Jacob Lemon, MTU Eastern Angler Science Coordinator, installed the sensor on county property east of the Us 31 Bridge, with permission from the county, and assistance from HLPS president Wayne Andersen.
HLPS paid for the station, one of 19 now in Michigan.
Lemon instructed Wayne on how to maintain the station and conduct quality control checks. Having good data will assist in monitoring water quality on the stream which flows into Hamlin Lake and ultimately Lake Michigan.
Water temperature and stream flow data can be of interest to anglers and recreational users of rivers as well helping develop a baseline of environmental data on the river.
Conductivity measures the water’s ability to conduct electricity. Changes in conductivity can indicate something entering the stream such storm runoff sediment or even road salt.
Water depth is a surrogate for flow. The deeper the water, the higher the discharge. The intention is to over time develop a ‘rating curve’ to translate depth to discharge in CFS (cubic feet per second) to be able to report flow in CFS on the site.
By watching the data and comparing it to visible stream conditions, over time one will get a good sense of what the numbers represent, Lemon said.
AND, for anyone who has been watching, in about the last two weeks the river has
- Risen 7.2″
- Temperature has dropped 9.4 degrees
The Road Commission at the urging of HLPS will try to work on the Dennis Road Bridge to help reduce the North Dennis Road erosion problem.
We anticipate the Trees for Trout and the Wild Roots programs both to be available next year. We will post information when it is available.
The HLPS scholarship program is coordinated through the Community Foundation for Mason County. In 2020, 106 students from Mason County schools made application for a variety of scholarships offered through the Foundation. The successful applicant for the HLPS Scholarship was Lauren Larr. Lauren is a Ludington High graduate and is attending Grand Valley State University majoring in Environmental Engineering.
In Lauren’s words, “Thank you for your generous scholarship. You are helping me now so that I can help generations to come in the future. Growing up so close to Hamlin Lake and Lake Michigan meant I got to enjoy their beauty and develop a deep respect for the land. As a hopeful environmentalist, I am concerned about maintaining coastlines, preventing further damage to the environment, and managing resources so they are not overused or abused. I wish to make Michigan a sustainable and healthy environment for years to come”.
Those interested in applying for future scholarships please visit the Community Foundation’s application link https://mason-foundation.org/scholarships/ . Scholarship applications need to be submitted online beginning October 1, 2020 and are due by February 1, 2021.
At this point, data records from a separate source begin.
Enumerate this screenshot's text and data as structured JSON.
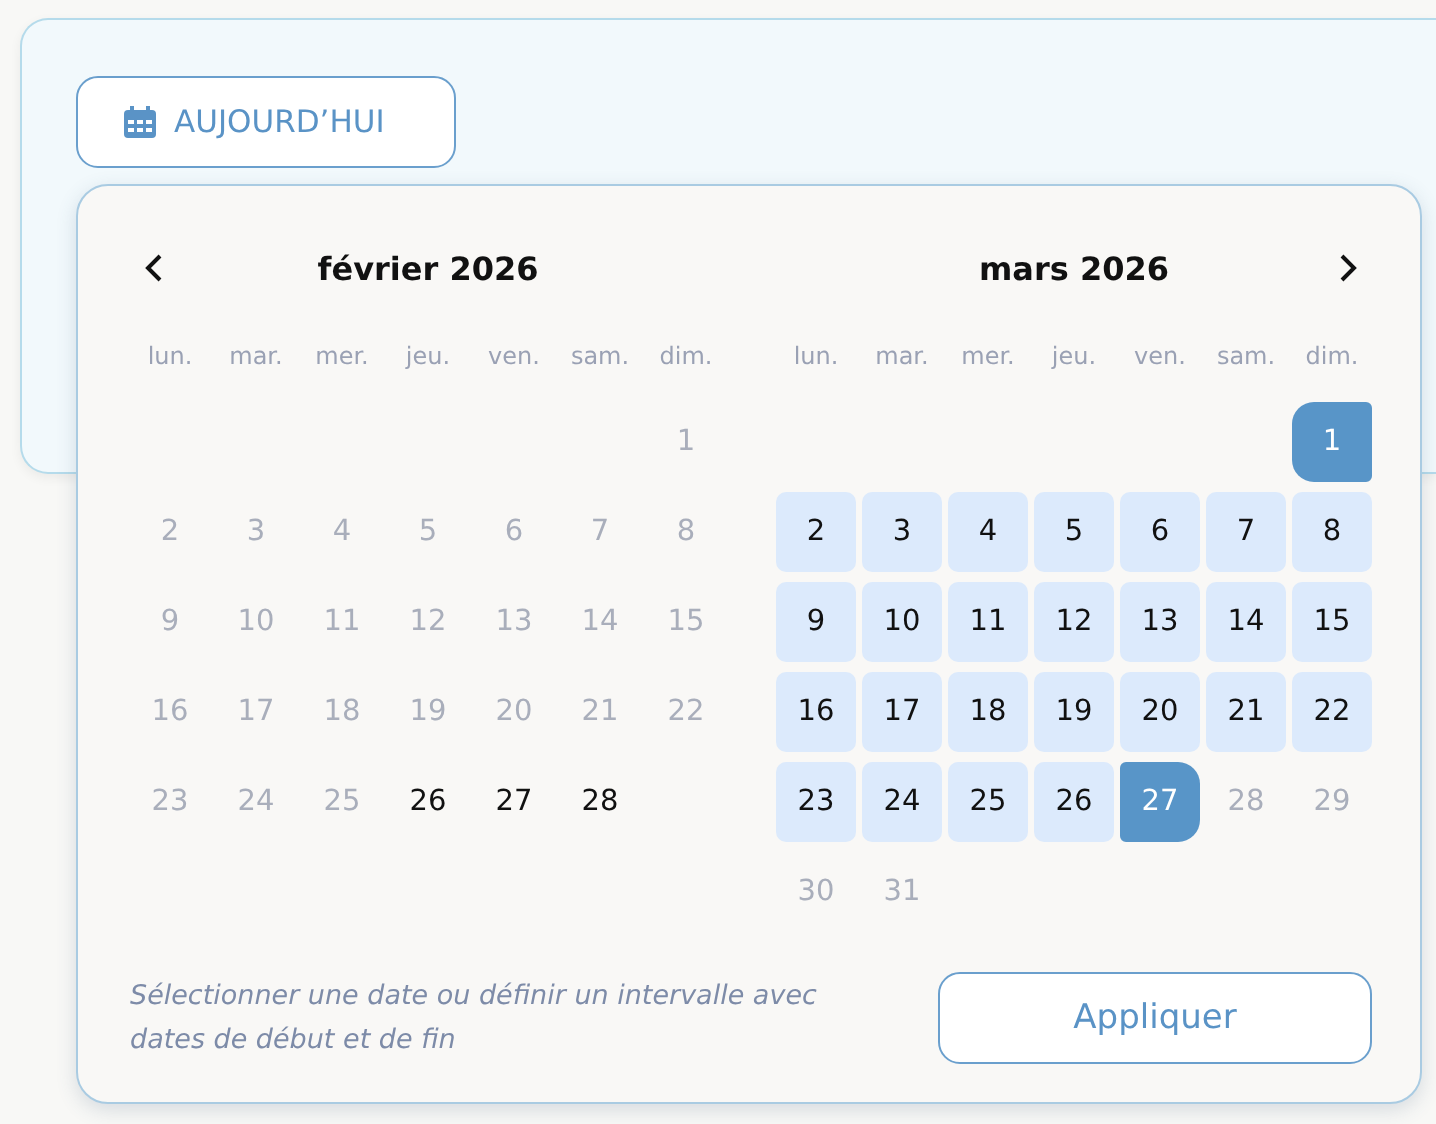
{
  "today_button": {
    "label": "AUJOURD’HUI"
  },
  "date_picker": {
    "months": [
      {
        "title": "février 2026",
        "weekdays": [
          "lun.",
          "mar.",
          "mer.",
          "jeu.",
          "ven.",
          "sam.",
          "dim."
        ],
        "weeks": [
          [
            {
              "kind": "blank"
            },
            {
              "kind": "blank"
            },
            {
              "kind": "blank"
            },
            {
              "kind": "blank"
            },
            {
              "kind": "blank"
            },
            {
              "kind": "blank"
            },
            {
              "kind": "muted",
              "label": "1"
            }
          ],
          [
            {
              "kind": "muted",
              "label": "2"
            },
            {
              "kind": "muted",
              "label": "3"
            },
            {
              "kind": "muted",
              "label": "4"
            },
            {
              "kind": "muted",
              "label": "5"
            },
            {
              "kind": "muted",
              "label": "6"
            },
            {
              "kind": "muted",
              "label": "7"
            },
            {
              "kind": "muted",
              "label": "8"
            }
          ],
          [
            {
              "kind": "muted",
              "label": "9"
            },
            {
              "kind": "muted",
              "label": "10"
            },
            {
              "kind": "muted",
              "label": "11"
            },
            {
              "kind": "muted",
              "label": "12"
            },
            {
              "kind": "muted",
              "label": "13"
            },
            {
              "kind": "muted",
              "label": "14"
            },
            {
              "kind": "muted",
              "label": "15"
            }
          ],
          [
            {
              "kind": "muted",
              "label": "16"
            },
            {
              "kind": "muted",
              "label": "17"
            },
            {
              "kind": "muted",
              "label": "18"
            },
            {
              "kind": "muted",
              "label": "19"
            },
            {
              "kind": "muted",
              "label": "20"
            },
            {
              "kind": "muted",
              "label": "21"
            },
            {
              "kind": "muted",
              "label": "22"
            }
          ],
          [
            {
              "kind": "muted",
              "label": "23"
            },
            {
              "kind": "muted",
              "label": "24"
            },
            {
              "kind": "muted",
              "label": "25"
            },
            {
              "kind": "plain",
              "label": "26"
            },
            {
              "kind": "plain",
              "label": "27"
            },
            {
              "kind": "plain",
              "label": "28"
            },
            {
              "kind": "blank"
            }
          ]
        ]
      },
      {
        "title": "mars 2026",
        "weekdays": [
          "lun.",
          "mar.",
          "mer.",
          "jeu.",
          "ven.",
          "sam.",
          "dim."
        ],
        "weeks": [
          [
            {
              "kind": "blank"
            },
            {
              "kind": "blank"
            },
            {
              "kind": "blank"
            },
            {
              "kind": "blank"
            },
            {
              "kind": "blank"
            },
            {
              "kind": "blank"
            },
            {
              "kind": "start",
              "label": "1"
            }
          ],
          [
            {
              "kind": "range",
              "label": "2"
            },
            {
              "kind": "range",
              "label": "3"
            },
            {
              "kind": "range",
              "label": "4"
            },
            {
              "kind": "range",
              "label": "5"
            },
            {
              "kind": "range",
              "label": "6"
            },
            {
              "kind": "range",
              "label": "7"
            },
            {
              "kind": "range",
              "label": "8"
            }
          ],
          [
            {
              "kind": "range",
              "label": "9"
            },
            {
              "kind": "range",
              "label": "10"
            },
            {
              "kind": "range",
              "label": "11"
            },
            {
              "kind": "range",
              "label": "12"
            },
            {
              "kind": "range",
              "label": "13"
            },
            {
              "kind": "range",
              "label": "14"
            },
            {
              "kind": "range",
              "label": "15"
            }
          ],
          [
            {
              "kind": "range",
              "label": "16"
            },
            {
              "kind": "range",
              "label": "17"
            },
            {
              "kind": "range",
              "label": "18"
            },
            {
              "kind": "range",
              "label": "19"
            },
            {
              "kind": "range",
              "label": "20"
            },
            {
              "kind": "range",
              "label": "21"
            },
            {
              "kind": "range",
              "label": "22"
            }
          ],
          [
            {
              "kind": "range",
              "label": "23"
            },
            {
              "kind": "range",
              "label": "24"
            },
            {
              "kind": "range",
              "label": "25"
            },
            {
              "kind": "range",
              "label": "26"
            },
            {
              "kind": "end",
              "label": "27"
            },
            {
              "kind": "muted",
              "label": "28"
            },
            {
              "kind": "muted",
              "label": "29"
            }
          ],
          [
            {
              "kind": "muted",
              "label": "30"
            },
            {
              "kind": "muted",
              "label": "31"
            },
            {
              "kind": "blank"
            },
            {
              "kind": "blank"
            },
            {
              "kind": "blank"
            },
            {
              "kind": "blank"
            },
            {
              "kind": "blank"
            }
          ]
        ]
      }
    ],
    "hint": "Sélectionner une date ou définir un intervalle avec dates de début et de fin",
    "apply_button": {
      "label": "Appliquer"
    }
  }
}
NCCISMA is a group of organizations and individuals united to address invasive species within Lake, Mason, Mecosta, Missaukee, and Osceola county. The organization’s website (northcountryinvasives.org) has recently been updated and is full of resources for people who want to manage invasive species. The website is designed to help visitors learn to identify, report, and treat invasive species. Whether you are a property owner looking to get rid of invasive plants, an educator looking for classroom resources, or a concerned citizen wanting to learn more about invasive species, NCCISMA’s website can provide you with important information and useful links.
Hamlin Lake Preservation Society
PO Box 178
Ludington, MI 49431